Homelessness, with poverty and housing inaccessibility as its underlying structural drivers, has an enduring presence in all Western nations. While governments traditionally focus on supporting adults, families, and youth out of homelessness, increasingly attention is being turned to the significant number of children under 18 years who experience homelessness alone without an accompanying parent or guardian. Unaccompanied children commonly leave home early against the backdrop of family conflict and breakdown, domestic violence, physical and sexual abuse, and neglect. They may sleep rough without shelter, couch-surf between extended family members, friends, and acquaintances, and access those youth refuges that will accommodate them. Without access to the consistent care of a parent or guardian, unaccompanied homeless children experience unique personal, systemic, and structural vulnerabilities that, without adequate developmentally appropriate intervention, will result in a range of physical, psychological, social, and educational harms. Schools, as the sole universal statutory service for children, can be central in the immediate safeguarding of children and their referral to services for additional supports. Schools can also offer a pathway into lifelong learning, employment, and community connectedness that is crucial to reducing poverty and enabling wellbeing and social inclusion. As such, schools have a key role to play in responding to unaccompanied homeless children by ensuring equitable access to education and engaging with the international shift toward child and youth homelessness prevention and early intervention. Research consistently suggests school-based programs are key to identifying children at risk, preventing homelessness, and improving learning outcomes for those who do experience homelessness. At a minimum, schools can intervene in educational harms, such as low attainment and early school leaving, that are associated with high mobility, a lack of support, cumulative trauma, and stigma. Addressing administrative and practical barriers to homeless children’s school access and attendance, implementing trauma-informed practice, and increasing awareness of homelessness are essential starting points.

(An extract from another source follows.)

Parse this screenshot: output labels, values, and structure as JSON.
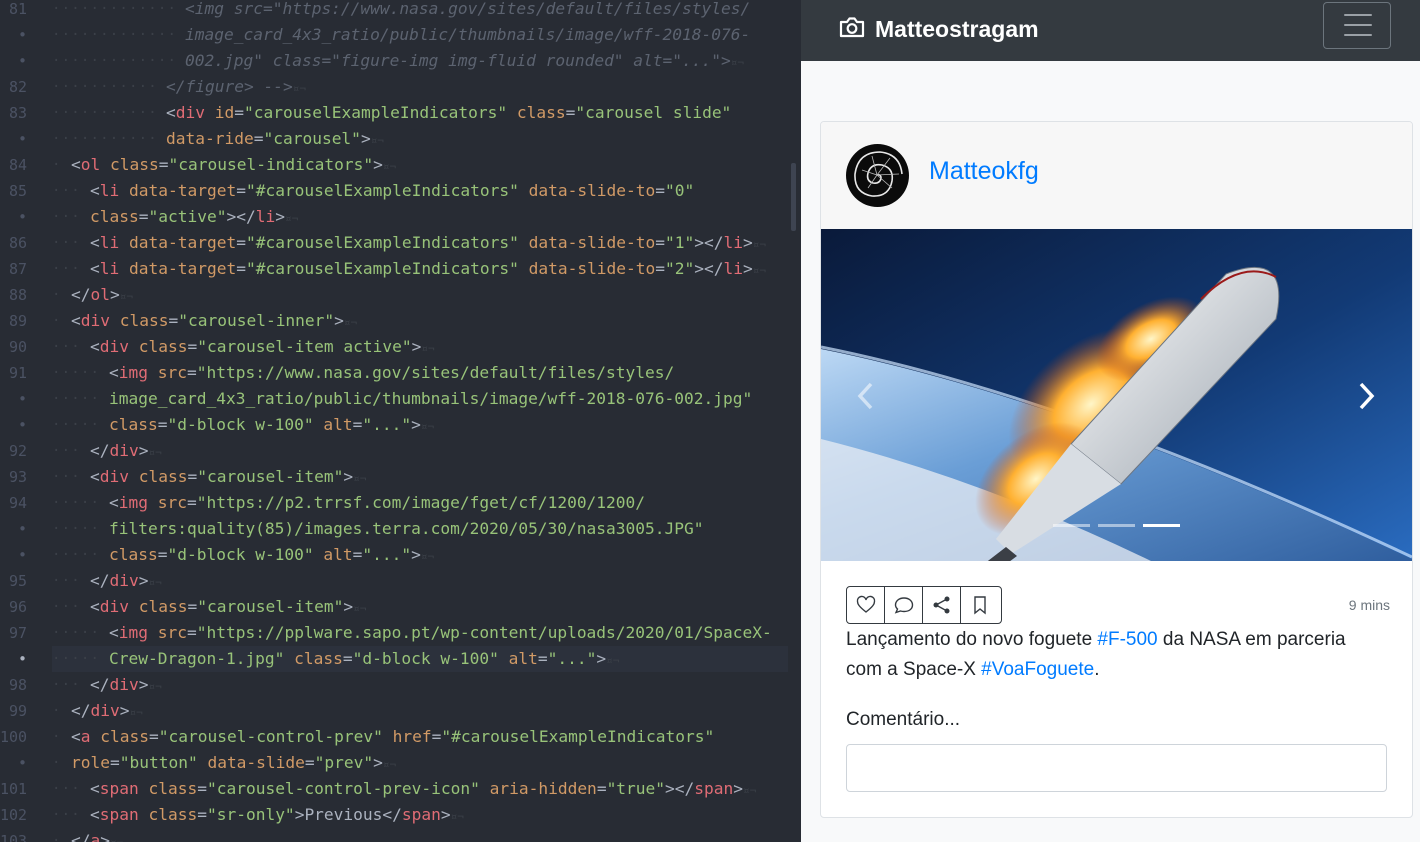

Further, the trend of articulating child wellbeing as a shared, cross-sector goal has increasingly created opportunities for schools, in collaboration with social services, to become innovative homelessness prevention and early intervention hubs that strengthen children’s outcomes.